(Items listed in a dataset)
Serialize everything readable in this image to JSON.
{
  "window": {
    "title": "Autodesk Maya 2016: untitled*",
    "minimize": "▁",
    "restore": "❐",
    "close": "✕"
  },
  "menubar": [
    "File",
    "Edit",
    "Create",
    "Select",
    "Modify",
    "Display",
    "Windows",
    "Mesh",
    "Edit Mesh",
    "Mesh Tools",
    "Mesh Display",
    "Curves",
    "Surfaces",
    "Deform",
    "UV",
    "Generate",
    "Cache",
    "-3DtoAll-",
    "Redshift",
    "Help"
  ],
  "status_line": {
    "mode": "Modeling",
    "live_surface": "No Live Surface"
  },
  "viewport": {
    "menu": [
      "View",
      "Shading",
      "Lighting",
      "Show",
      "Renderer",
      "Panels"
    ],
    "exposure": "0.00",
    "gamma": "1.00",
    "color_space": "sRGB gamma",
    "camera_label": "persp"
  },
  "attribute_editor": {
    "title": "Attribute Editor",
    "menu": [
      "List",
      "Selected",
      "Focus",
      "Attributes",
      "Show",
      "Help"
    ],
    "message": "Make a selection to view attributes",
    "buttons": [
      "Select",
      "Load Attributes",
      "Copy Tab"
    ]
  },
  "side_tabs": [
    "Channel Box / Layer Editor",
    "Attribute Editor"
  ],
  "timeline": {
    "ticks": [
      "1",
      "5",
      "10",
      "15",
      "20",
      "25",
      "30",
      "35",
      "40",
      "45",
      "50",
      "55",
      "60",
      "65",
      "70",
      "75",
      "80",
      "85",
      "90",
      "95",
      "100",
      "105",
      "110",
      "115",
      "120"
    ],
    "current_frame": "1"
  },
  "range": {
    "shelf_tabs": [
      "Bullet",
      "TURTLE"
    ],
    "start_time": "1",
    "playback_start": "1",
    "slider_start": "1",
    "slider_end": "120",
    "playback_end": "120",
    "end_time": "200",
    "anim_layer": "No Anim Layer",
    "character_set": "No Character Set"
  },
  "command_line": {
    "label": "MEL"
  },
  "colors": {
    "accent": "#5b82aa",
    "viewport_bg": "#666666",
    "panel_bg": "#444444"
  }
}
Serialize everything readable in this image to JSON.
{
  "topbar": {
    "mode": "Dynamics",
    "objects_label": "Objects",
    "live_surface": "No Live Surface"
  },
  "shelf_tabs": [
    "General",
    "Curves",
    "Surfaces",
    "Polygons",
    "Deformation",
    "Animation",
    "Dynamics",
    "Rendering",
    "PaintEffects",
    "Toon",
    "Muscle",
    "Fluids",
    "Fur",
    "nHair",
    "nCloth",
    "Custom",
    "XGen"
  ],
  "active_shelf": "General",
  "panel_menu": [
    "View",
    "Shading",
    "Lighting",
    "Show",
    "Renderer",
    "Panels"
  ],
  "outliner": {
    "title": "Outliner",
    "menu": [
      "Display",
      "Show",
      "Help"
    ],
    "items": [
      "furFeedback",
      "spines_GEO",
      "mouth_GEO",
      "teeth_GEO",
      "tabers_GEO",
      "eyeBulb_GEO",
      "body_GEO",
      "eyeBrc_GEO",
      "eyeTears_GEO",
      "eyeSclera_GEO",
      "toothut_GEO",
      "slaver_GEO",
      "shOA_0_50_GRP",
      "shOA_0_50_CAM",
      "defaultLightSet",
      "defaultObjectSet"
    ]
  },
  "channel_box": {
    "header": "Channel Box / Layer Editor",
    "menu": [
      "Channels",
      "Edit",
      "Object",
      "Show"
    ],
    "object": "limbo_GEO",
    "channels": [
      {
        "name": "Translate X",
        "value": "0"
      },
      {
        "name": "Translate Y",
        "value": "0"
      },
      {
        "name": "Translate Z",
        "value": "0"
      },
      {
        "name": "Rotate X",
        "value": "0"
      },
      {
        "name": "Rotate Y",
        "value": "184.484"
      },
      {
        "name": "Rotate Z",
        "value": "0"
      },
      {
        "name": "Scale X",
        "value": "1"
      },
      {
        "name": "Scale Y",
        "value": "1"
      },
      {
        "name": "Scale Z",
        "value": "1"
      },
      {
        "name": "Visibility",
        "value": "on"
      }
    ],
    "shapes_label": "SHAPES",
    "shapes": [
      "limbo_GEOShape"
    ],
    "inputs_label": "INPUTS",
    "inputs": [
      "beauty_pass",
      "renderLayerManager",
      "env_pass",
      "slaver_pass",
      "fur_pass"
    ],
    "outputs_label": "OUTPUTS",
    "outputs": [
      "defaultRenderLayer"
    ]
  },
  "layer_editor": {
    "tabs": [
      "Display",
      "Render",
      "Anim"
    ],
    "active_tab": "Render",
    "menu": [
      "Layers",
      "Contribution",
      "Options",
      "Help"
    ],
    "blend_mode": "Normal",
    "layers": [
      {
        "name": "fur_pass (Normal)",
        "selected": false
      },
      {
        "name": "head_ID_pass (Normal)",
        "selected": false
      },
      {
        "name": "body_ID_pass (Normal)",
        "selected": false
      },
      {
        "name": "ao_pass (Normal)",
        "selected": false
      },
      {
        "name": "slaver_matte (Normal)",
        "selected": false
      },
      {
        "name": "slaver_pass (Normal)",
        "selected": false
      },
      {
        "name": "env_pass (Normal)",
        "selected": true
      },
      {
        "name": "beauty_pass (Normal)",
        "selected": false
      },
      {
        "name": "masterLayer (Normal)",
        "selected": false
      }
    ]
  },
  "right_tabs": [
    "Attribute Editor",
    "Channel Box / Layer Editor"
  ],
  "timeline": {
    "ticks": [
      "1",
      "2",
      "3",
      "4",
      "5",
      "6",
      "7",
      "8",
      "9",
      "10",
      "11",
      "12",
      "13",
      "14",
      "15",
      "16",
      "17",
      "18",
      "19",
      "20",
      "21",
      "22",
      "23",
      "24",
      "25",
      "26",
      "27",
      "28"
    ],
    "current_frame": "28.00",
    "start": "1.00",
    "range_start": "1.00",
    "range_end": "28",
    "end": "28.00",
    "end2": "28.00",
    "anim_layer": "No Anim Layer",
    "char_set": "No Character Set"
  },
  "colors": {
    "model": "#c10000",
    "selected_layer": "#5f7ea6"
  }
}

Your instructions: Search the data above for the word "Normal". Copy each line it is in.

Reply:
    "blend_mode": "Normal",
        "name": "fur_pass (Normal)",
        "name": "head_ID_pass (Normal)",
        "name": "body_ID_pass (Normal)",
        "name": "ao_pass (Normal)",
        "name": "slaver_matte (Normal)",
        "name": "slaver_pass (Normal)",
        "name": "env_pass (Normal)",
        "name": "beauty_pass (Normal)",
        "name": "masterLayer (Normal)",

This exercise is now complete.